JBIC Journal of Biological Inorganic Chemistry – Springer Journals
Published: Dec 26, 2017
It’s your single place to instantly
discover and read the research
that matters to you.
Enjoy affordable access to
over 18 million articles from more than
15,000 peer-reviewed journals.
All for just $49/month
Query the DeepDyve database, plus search all of PubMed and Google Scholar seamlessly
Save any article or search result from DeepDyve, PubMed, and Google Scholar... all in one place.
Get unlimited, online access to over 18 million full-text articles from more than 15,000 scientific journals.
Read from thousands of the leading scholarly journals from SpringerNature, Elsevier, Wiley-Blackwell, Oxford University Press and more.
All the latest content is available, no embargo periods.
“Hi guys, I cannot tell you how much I love this resource. Incredible. I really believe you've hit the nail on the head with this site in regards to solving the research-purchase issue.”Daniel C.
“Whoa!
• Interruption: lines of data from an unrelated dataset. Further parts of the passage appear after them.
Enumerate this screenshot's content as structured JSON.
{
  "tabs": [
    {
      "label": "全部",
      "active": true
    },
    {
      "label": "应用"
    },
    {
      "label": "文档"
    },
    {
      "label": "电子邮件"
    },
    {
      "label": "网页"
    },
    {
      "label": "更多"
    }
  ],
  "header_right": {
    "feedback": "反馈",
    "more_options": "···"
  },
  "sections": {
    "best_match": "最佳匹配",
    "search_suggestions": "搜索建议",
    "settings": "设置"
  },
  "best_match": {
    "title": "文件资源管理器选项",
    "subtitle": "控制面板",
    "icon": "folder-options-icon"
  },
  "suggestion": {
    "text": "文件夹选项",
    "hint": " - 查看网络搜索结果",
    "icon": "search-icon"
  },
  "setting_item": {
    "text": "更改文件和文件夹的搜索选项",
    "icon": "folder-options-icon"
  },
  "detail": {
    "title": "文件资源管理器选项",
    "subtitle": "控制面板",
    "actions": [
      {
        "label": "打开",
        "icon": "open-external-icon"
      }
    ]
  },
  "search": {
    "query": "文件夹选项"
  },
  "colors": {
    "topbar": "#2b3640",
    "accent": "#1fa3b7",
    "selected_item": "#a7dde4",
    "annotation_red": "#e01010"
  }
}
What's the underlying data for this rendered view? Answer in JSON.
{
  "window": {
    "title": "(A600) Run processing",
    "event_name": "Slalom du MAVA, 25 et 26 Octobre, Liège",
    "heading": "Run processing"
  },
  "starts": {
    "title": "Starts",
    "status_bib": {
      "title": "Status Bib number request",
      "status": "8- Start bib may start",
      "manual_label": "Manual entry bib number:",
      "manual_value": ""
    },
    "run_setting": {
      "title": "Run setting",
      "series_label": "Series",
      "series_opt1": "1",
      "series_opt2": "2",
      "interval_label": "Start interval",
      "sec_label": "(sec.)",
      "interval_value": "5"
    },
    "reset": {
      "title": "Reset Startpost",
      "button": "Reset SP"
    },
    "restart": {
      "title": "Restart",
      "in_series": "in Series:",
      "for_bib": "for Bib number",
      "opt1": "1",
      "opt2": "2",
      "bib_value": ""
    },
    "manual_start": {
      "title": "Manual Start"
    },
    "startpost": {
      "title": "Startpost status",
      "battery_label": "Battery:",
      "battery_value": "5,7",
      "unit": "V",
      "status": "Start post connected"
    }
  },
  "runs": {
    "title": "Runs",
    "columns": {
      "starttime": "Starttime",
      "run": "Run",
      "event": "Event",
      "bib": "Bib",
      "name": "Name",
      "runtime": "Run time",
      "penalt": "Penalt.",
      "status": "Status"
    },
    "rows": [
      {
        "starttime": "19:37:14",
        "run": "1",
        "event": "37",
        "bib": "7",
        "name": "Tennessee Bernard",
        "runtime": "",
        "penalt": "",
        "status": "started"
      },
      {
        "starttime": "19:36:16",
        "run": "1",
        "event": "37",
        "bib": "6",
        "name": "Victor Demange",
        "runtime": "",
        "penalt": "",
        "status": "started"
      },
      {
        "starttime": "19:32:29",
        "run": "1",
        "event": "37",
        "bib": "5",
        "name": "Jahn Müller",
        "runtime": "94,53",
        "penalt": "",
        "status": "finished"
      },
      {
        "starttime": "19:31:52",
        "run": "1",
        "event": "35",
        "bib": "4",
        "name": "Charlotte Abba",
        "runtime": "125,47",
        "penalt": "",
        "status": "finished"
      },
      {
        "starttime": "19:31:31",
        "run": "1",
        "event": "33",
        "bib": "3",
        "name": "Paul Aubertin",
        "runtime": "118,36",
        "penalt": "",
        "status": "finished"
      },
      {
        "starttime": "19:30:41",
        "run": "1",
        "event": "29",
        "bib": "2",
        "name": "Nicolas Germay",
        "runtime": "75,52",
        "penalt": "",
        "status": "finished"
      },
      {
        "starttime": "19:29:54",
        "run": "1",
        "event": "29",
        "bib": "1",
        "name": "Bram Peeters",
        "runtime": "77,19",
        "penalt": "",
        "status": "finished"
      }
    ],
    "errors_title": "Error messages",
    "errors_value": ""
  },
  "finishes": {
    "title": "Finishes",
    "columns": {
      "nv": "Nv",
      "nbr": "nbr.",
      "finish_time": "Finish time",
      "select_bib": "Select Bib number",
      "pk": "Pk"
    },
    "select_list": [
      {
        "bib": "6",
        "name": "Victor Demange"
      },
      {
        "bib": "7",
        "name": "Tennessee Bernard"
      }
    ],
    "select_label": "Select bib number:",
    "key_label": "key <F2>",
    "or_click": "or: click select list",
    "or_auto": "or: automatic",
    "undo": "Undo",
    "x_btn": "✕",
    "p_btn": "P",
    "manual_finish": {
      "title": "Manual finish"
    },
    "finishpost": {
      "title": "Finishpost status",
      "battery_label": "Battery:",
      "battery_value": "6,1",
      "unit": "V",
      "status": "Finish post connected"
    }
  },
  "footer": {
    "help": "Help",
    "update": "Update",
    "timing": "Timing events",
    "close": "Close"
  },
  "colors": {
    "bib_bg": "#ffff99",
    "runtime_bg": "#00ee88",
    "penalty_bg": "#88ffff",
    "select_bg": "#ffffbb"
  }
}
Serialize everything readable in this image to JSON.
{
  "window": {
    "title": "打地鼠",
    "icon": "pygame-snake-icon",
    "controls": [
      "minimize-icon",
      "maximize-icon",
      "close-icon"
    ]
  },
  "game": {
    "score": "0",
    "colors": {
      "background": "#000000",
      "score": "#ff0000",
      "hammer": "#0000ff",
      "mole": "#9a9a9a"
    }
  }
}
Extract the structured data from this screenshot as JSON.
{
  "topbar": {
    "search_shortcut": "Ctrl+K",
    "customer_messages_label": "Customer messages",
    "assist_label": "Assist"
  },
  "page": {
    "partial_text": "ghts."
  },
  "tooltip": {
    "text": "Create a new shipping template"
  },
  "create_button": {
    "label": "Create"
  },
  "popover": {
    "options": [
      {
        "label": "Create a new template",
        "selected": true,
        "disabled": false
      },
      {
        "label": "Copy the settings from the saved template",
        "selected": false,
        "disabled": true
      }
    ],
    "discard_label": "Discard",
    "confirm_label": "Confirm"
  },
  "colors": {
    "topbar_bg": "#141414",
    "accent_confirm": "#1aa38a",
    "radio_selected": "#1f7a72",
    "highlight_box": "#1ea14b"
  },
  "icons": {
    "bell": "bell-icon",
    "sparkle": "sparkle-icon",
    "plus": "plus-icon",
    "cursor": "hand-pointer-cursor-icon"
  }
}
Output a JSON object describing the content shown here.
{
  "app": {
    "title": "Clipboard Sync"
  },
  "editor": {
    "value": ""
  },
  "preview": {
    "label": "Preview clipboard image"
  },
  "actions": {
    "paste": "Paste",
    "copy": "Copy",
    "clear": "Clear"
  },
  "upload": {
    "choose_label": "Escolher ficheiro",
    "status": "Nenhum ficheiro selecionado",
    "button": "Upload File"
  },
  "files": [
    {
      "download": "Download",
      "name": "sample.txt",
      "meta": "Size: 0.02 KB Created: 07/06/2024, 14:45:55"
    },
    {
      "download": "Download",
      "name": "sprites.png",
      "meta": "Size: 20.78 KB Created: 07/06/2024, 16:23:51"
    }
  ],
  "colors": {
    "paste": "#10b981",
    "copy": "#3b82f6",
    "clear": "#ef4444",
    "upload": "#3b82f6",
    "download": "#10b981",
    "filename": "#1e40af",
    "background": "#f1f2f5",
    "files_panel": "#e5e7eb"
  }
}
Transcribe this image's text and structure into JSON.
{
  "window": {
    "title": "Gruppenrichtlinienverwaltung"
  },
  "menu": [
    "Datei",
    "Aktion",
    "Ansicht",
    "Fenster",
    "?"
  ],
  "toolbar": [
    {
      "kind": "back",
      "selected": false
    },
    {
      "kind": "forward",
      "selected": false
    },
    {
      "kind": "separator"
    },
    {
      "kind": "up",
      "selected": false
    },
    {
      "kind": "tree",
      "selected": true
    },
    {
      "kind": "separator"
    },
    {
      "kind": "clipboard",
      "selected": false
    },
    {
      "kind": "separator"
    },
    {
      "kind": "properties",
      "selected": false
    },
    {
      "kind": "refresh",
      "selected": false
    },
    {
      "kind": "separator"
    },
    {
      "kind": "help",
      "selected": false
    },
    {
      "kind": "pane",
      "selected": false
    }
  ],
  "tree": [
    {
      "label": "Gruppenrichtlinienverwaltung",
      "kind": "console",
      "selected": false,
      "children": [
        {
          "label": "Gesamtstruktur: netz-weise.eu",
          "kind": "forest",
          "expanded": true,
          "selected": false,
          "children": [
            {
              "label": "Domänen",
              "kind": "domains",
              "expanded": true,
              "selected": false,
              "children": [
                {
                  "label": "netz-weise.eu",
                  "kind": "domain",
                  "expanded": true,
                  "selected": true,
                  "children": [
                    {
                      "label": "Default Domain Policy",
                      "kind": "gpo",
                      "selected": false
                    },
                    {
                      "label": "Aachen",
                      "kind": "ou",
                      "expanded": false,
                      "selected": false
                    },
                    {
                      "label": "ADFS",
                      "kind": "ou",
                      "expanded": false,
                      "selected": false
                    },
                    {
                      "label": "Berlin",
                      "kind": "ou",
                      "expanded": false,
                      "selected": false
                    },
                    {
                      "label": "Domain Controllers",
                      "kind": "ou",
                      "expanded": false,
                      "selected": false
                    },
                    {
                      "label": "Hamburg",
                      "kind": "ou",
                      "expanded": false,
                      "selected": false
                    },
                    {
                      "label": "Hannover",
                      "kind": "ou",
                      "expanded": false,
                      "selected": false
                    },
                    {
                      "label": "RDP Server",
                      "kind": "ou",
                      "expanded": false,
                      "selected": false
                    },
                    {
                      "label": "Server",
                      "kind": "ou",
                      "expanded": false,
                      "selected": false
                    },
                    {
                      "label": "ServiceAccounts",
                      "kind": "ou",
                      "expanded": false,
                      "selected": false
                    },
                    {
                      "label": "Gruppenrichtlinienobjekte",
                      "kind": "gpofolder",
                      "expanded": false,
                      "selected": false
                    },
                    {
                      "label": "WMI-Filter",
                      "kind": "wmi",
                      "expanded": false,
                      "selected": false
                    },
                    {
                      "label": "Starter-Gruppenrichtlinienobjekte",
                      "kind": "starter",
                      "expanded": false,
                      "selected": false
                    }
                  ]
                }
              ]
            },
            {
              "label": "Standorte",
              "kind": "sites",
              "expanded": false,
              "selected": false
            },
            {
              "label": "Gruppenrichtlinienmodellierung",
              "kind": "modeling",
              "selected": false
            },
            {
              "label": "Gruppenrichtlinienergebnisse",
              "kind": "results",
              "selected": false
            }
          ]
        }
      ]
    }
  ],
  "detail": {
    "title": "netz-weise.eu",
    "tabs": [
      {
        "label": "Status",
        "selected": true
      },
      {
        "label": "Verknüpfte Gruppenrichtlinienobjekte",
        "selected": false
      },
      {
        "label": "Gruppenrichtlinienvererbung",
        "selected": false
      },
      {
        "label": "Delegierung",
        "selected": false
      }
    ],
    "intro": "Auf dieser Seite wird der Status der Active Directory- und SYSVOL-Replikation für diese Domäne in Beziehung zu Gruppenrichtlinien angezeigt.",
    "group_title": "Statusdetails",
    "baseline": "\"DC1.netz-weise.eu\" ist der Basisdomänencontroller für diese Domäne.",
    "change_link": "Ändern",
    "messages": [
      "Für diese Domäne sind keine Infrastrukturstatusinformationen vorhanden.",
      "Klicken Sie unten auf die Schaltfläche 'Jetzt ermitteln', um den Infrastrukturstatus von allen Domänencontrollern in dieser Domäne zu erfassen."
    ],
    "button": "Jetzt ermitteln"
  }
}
It’s like Spotify but for academic articles.”@Phil_Robichaud
“I must say, @deepdyve is a fabulous solution to the independent researcher's problem of #access to #information.”@deepthiw
“My last article couldn't be possible without the platform @deepdyve that makes journal papers cheaper.”@JoseServera